:: WHAT IS NEEDED ::
Which lines of the entries contain the string "name"? Please find them and copy them.

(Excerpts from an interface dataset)
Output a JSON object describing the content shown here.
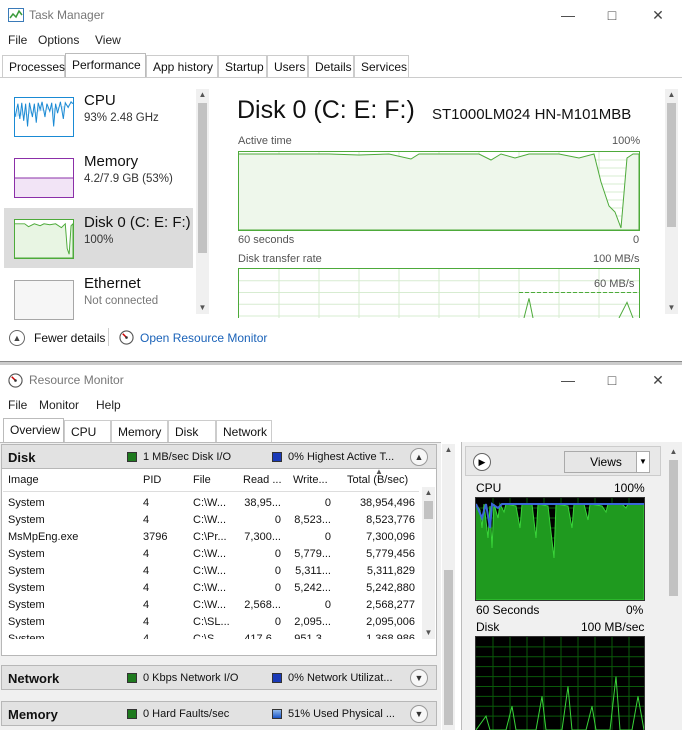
{
  "task_manager": {
    "title": "Task Manager",
    "menu": [
      "File",
      "Options",
      "View"
    ],
    "tabs": [
      "Processes",
      "Performance",
      "App history",
      "Startup",
      "Users",
      "Details",
      "Services"
    ],
    "active_tab": "Performance",
    "sidebar": [
      {
        "name": "CPU",
        "sub": "93%  2.48 GHz",
        "color": "#1a8ad4"
      },
      {
        "name": "Memory",
        "sub": "4.2/7.9 GB (53%)",
        "color": "#8b2fa8"
      },
      {
        "name": "Disk 0 (C: E: F:)",
        "sub": "100%",
        "color": "#4daa3a"
      },
      {
        "name": "Ethernet",
        "sub": "Not connected",
        "color": "#a7a7a7"
      }
    ],
    "detail": {
      "title": "Disk 0 (C: E: F:)",
      "model": "ST1000LM024 HN-M101MBB",
      "active_time_label": "Active time",
      "active_time_max": "100%",
      "seconds_label": "60 seconds",
      "zero_label": "0",
      "transfer_label": "Disk transfer rate",
      "transfer_max": "100 MB/s",
      "transfer_mid": "60 MB/s"
    },
    "footer": {
      "fewer_details": "Fewer details",
      "open_resource_monitor": "Open Resource Monitor"
    }
  },
  "resource_monitor": {
    "title": "Resource Monitor",
    "menu": [
      "File",
      "Monitor",
      "Help"
    ],
    "tabs": [
      "Overview",
      "CPU",
      "Memory",
      "Disk",
      "Network"
    ],
    "active_tab": "Overview",
    "disk": {
      "heading": "Disk",
      "io": "1 MB/sec Disk I/O",
      "active": "0% Highest Active T...",
      "columns": [
        "Image",
        "PID",
        "File",
        "Read ...",
        "Write...",
        "Total (B/sec)"
      ],
      "rows": [
        [
          "System",
          "4",
          "C:\\W...",
          "38,95...",
          "0",
          "38,954,496"
        ],
        [
          "System",
          "4",
          "C:\\W...",
          "0",
          "8,523...",
          "8,523,776"
        ],
        [
          "MsMpEng.exe",
          "3796",
          "C:\\Pr...",
          "7,300...",
          "0",
          "7,300,096"
        ],
        [
          "System",
          "4",
          "C:\\W...",
          "0",
          "5,779...",
          "5,779,456"
        ],
        [
          "System",
          "4",
          "C:\\W...",
          "0",
          "5,311...",
          "5,311,829"
        ],
        [
          "System",
          "4",
          "C:\\W...",
          "0",
          "5,242...",
          "5,242,880"
        ],
        [
          "System",
          "4",
          "C:\\W...",
          "2,568...",
          "0",
          "2,568,277"
        ],
        [
          "System",
          "4",
          "C:\\SL...",
          "0",
          "2,095...",
          "2,095,006"
        ],
        [
          "System",
          "4",
          "C:\\S...",
          "417,6...",
          "951,3...",
          "1,368,986"
        ]
      ]
    },
    "network": {
      "heading": "Network",
      "io": "0 Kbps Network I/O",
      "util": "0% Network Utilizat..."
    },
    "memory": {
      "heading": "Memory",
      "faults": "0 Hard Faults/sec",
      "used": "51% Used Physical ..."
    },
    "right": {
      "views": "Views",
      "cpu_label": "CPU",
      "cpu_max": "100%",
      "seconds": "60 Seconds",
      "cpu_min": "0%",
      "disk_label": "Disk",
      "disk_max": "100 MB/sec"
    }
  }
}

:: EXPECTED OUTPUT ::
        "name": "CPU",
        "name": "Memory",
        "name": "Disk 0 (C: E: F:)",
        "name": "Ethernet",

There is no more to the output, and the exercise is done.